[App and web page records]
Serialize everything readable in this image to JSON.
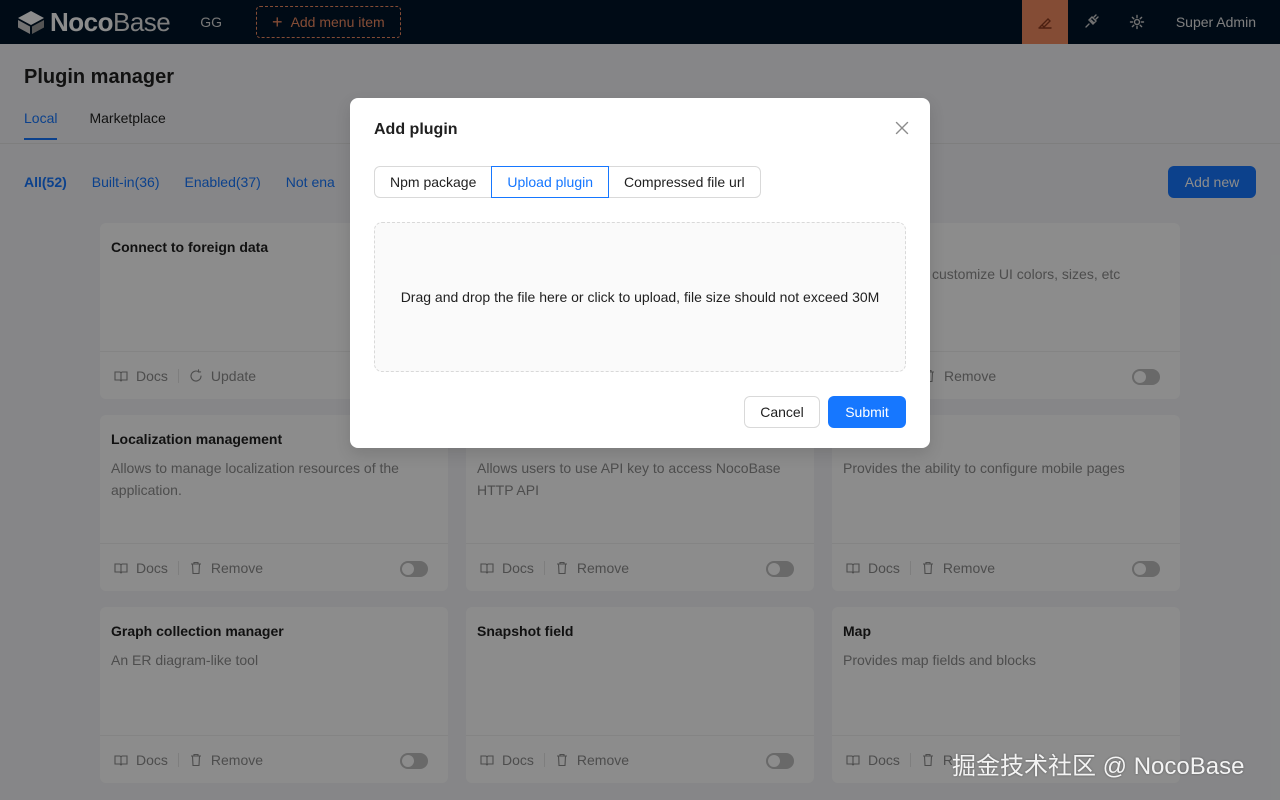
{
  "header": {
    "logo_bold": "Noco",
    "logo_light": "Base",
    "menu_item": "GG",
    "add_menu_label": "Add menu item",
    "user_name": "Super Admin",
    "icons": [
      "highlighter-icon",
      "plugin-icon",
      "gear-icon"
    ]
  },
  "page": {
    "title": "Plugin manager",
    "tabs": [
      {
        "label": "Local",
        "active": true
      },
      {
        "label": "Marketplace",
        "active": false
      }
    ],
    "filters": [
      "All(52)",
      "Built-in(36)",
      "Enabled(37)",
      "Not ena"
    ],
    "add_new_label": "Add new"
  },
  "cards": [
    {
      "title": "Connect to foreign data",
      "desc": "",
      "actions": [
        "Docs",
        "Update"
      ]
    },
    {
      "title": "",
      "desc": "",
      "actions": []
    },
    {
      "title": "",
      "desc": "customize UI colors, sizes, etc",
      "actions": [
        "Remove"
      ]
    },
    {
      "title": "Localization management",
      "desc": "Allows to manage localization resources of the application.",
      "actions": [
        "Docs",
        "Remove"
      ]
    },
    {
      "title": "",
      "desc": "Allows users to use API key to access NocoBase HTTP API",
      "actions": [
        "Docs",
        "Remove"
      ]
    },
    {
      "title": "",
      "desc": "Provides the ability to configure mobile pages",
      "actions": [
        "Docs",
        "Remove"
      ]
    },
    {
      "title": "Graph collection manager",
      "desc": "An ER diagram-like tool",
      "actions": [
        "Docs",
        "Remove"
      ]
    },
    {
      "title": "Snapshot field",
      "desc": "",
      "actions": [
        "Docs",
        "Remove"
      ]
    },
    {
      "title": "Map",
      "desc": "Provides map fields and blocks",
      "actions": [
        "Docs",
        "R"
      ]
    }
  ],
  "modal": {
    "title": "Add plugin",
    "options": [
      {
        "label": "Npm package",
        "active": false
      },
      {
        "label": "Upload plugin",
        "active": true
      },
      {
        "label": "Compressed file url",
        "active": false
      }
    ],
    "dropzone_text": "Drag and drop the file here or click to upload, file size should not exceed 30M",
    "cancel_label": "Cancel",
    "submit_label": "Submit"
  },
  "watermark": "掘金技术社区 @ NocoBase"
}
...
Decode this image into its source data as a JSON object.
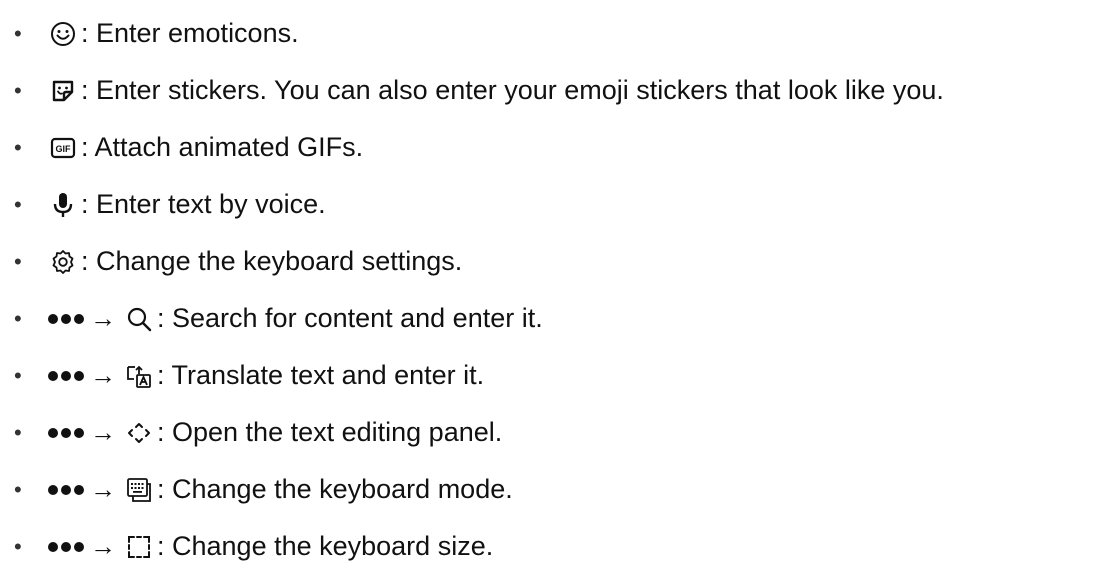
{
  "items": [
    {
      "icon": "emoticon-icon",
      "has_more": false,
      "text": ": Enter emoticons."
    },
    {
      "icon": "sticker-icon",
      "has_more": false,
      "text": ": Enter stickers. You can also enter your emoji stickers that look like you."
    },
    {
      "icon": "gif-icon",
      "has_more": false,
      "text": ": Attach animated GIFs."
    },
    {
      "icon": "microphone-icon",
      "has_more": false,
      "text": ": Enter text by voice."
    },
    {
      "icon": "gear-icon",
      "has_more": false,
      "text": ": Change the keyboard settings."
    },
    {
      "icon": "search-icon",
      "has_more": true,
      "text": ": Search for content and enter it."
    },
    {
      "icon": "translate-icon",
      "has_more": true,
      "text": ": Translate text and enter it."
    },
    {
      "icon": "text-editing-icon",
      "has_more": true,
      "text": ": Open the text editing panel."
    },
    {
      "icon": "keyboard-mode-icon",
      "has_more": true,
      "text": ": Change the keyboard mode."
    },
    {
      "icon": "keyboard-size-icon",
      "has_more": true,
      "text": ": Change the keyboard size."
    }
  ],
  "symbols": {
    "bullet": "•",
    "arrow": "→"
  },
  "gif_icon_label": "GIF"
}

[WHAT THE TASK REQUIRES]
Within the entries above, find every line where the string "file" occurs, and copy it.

[RESPONSE TO THE EXERCISE]
        "label": "Compressed file url",
    "dropzone_text": "Drag and drop the file here or click to upload, file size should not exceed 30M",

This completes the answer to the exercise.